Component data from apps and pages
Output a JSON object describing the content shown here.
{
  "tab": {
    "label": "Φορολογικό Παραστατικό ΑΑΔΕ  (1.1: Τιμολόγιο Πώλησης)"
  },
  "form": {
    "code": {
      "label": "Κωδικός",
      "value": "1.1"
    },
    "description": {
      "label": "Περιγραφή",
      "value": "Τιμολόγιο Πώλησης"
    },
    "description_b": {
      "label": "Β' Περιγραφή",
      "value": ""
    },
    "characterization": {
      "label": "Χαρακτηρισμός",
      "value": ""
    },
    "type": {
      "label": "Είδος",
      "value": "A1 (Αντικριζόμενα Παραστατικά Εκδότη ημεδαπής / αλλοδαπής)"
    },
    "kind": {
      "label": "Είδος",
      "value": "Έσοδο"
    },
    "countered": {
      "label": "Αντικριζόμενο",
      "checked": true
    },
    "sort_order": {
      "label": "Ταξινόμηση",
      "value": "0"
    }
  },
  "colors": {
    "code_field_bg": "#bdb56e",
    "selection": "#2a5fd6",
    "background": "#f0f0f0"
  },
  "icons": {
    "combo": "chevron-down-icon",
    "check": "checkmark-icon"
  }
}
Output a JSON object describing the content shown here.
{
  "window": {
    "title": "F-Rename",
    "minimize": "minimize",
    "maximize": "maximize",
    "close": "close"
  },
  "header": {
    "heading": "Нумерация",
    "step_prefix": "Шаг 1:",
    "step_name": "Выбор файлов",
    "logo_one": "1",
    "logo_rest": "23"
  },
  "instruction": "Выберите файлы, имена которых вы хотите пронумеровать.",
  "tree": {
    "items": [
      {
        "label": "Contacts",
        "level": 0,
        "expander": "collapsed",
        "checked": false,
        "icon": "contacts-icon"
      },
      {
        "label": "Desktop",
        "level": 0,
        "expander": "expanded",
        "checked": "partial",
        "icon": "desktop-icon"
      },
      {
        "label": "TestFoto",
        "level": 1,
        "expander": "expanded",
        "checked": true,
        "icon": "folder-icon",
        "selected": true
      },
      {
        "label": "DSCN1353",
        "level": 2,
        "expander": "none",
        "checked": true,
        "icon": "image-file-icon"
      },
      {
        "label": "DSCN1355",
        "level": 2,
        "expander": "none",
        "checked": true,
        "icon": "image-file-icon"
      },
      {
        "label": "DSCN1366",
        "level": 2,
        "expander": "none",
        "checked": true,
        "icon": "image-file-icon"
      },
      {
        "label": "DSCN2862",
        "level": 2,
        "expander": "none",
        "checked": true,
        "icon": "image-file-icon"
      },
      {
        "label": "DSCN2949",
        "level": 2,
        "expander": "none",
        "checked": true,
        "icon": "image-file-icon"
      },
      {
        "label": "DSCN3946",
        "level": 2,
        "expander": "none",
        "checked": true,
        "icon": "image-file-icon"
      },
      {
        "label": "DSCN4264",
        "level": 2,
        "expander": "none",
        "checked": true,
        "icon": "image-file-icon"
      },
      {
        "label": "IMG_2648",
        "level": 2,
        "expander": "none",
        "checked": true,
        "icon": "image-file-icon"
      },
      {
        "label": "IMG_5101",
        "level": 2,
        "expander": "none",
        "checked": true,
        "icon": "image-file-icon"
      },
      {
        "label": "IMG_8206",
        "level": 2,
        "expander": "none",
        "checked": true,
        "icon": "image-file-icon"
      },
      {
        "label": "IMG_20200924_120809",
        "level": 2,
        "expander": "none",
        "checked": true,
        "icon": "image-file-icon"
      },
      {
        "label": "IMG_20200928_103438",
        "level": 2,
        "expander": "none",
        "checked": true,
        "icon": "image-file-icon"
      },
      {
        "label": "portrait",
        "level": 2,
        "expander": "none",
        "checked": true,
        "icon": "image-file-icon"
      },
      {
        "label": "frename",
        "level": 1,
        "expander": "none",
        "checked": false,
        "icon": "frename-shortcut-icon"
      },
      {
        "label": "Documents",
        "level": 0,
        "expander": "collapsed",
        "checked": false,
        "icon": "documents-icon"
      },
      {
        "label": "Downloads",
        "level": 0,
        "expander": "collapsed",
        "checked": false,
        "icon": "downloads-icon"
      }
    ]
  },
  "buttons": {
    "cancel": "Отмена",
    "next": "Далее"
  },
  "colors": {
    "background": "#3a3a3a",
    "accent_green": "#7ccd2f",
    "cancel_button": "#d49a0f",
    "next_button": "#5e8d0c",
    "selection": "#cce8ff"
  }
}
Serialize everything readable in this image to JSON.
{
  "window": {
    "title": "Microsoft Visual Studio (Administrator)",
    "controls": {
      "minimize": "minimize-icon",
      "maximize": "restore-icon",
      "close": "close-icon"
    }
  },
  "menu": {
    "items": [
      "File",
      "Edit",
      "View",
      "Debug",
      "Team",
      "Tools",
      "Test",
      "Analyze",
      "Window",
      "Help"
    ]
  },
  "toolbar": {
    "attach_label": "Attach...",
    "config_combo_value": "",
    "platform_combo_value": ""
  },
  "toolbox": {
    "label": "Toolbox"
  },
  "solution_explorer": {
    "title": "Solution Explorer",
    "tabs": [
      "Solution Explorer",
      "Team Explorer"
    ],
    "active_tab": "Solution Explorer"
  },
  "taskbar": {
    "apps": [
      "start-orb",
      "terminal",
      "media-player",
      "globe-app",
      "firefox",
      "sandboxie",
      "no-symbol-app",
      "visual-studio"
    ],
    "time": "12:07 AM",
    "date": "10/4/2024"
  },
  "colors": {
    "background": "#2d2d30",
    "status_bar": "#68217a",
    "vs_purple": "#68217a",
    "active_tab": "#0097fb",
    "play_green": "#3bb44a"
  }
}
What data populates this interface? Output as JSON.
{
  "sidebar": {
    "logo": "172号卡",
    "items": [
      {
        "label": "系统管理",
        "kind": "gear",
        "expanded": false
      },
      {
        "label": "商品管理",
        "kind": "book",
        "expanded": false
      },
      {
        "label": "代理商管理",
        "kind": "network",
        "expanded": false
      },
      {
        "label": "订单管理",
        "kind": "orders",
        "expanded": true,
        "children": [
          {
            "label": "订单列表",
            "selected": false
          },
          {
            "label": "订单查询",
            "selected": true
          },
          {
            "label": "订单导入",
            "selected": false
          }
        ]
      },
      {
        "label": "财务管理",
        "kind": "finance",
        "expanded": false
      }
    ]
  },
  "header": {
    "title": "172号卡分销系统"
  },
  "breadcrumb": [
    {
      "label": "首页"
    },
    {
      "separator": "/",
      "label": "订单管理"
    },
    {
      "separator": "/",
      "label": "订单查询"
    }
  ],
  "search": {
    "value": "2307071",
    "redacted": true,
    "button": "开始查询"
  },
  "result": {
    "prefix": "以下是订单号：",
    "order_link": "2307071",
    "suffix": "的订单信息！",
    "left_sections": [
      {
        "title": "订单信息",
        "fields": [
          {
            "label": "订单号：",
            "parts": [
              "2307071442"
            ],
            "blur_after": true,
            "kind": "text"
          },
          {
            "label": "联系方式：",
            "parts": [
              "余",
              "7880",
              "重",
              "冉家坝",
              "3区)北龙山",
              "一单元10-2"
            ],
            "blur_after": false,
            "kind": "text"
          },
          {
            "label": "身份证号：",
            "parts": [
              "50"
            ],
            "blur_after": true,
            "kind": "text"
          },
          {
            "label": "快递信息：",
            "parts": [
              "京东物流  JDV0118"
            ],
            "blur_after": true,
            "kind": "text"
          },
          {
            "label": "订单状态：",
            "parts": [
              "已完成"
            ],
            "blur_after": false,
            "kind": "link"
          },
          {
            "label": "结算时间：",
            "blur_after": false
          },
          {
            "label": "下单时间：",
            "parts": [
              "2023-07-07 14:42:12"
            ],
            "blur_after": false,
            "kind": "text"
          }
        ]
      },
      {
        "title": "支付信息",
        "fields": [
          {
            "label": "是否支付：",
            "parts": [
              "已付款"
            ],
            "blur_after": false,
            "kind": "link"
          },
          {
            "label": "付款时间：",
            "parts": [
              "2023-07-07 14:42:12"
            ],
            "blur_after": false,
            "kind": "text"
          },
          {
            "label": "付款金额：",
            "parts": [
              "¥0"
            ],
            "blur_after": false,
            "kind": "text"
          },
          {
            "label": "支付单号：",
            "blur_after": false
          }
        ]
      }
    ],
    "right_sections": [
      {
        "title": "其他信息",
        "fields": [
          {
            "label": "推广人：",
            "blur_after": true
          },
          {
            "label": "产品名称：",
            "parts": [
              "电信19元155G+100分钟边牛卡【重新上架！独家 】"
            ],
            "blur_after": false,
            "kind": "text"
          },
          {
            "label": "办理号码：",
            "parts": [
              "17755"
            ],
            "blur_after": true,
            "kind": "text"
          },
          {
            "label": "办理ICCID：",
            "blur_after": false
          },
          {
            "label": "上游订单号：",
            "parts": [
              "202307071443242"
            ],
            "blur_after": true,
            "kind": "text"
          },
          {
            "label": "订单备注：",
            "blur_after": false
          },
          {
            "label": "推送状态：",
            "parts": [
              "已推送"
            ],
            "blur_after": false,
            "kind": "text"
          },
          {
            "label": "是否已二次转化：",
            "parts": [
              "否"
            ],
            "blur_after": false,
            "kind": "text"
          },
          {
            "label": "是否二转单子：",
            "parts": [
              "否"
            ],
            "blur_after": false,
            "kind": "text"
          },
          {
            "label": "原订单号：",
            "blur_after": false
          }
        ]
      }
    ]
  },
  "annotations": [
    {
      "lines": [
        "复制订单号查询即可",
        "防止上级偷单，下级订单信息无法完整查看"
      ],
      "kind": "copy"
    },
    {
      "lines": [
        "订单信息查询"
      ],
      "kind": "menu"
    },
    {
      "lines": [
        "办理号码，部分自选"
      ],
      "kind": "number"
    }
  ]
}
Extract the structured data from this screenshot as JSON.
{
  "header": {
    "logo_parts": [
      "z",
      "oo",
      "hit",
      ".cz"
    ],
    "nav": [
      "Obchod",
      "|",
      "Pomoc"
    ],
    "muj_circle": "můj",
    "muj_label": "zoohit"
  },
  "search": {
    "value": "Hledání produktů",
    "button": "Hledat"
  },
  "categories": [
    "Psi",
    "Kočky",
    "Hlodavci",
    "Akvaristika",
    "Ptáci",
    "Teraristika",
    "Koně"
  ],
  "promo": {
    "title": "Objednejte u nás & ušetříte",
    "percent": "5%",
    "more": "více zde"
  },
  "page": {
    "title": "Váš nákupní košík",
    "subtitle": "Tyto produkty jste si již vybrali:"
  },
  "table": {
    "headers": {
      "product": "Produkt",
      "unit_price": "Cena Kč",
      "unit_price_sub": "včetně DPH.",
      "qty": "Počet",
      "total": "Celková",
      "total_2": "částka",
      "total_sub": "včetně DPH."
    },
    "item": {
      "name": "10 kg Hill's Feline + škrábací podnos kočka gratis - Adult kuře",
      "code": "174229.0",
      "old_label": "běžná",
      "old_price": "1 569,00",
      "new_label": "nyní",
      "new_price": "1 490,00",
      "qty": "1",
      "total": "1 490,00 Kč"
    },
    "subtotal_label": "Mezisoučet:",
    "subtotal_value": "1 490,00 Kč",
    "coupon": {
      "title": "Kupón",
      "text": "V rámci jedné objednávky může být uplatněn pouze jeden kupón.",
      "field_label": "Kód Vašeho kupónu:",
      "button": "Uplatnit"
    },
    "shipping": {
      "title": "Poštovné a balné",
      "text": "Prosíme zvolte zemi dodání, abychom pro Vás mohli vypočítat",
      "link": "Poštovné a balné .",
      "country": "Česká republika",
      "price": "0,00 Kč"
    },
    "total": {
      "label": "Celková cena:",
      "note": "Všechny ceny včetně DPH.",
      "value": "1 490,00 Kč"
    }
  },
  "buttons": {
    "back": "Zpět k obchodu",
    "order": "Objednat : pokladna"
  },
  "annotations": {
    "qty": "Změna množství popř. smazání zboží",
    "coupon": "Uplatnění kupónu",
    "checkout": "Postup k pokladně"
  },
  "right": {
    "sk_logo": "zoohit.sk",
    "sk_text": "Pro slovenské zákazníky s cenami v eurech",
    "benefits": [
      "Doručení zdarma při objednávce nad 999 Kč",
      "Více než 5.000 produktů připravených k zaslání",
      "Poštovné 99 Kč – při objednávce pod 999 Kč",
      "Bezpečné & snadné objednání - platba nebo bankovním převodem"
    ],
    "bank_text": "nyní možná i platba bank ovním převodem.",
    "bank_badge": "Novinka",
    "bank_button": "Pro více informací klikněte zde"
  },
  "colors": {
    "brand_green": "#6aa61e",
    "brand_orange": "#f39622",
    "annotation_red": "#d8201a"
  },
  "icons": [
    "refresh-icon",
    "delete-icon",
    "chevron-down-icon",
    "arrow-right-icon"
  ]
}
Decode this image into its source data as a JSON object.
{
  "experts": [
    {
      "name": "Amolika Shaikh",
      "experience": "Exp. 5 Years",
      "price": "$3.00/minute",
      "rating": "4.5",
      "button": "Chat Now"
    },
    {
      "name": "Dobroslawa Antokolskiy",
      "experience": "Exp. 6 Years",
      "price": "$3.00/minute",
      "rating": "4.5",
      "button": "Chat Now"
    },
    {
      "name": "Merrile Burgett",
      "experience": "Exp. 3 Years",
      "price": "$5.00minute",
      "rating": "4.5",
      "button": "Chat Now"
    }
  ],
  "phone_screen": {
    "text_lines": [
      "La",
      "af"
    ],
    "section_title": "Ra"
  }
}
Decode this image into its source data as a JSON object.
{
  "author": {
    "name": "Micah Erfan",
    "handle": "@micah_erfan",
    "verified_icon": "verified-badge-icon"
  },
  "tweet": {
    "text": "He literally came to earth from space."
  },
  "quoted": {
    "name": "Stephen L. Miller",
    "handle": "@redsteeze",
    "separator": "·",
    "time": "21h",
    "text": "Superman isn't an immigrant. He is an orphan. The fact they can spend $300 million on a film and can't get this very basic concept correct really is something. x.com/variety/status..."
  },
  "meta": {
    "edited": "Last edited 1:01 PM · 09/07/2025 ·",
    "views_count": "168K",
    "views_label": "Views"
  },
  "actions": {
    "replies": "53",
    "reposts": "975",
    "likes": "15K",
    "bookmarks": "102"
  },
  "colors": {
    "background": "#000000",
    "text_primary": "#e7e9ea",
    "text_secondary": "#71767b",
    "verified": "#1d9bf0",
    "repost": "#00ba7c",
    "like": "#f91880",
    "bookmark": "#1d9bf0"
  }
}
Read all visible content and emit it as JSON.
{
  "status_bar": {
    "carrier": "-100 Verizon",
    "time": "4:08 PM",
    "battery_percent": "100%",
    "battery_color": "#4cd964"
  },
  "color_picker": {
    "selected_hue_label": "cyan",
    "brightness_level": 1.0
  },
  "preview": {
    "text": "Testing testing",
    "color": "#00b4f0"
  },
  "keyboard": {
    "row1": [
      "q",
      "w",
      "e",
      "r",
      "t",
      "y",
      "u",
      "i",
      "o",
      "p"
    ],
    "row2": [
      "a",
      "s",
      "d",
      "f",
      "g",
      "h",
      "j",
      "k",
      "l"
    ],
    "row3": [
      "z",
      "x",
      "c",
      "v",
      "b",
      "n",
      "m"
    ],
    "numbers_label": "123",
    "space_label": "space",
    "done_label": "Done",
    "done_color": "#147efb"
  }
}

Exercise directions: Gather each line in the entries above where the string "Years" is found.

Answer section:
      "experience": "Exp. 5 Years",
      "experience": "Exp. 6 Years",
      "experience": "Exp. 3 Years",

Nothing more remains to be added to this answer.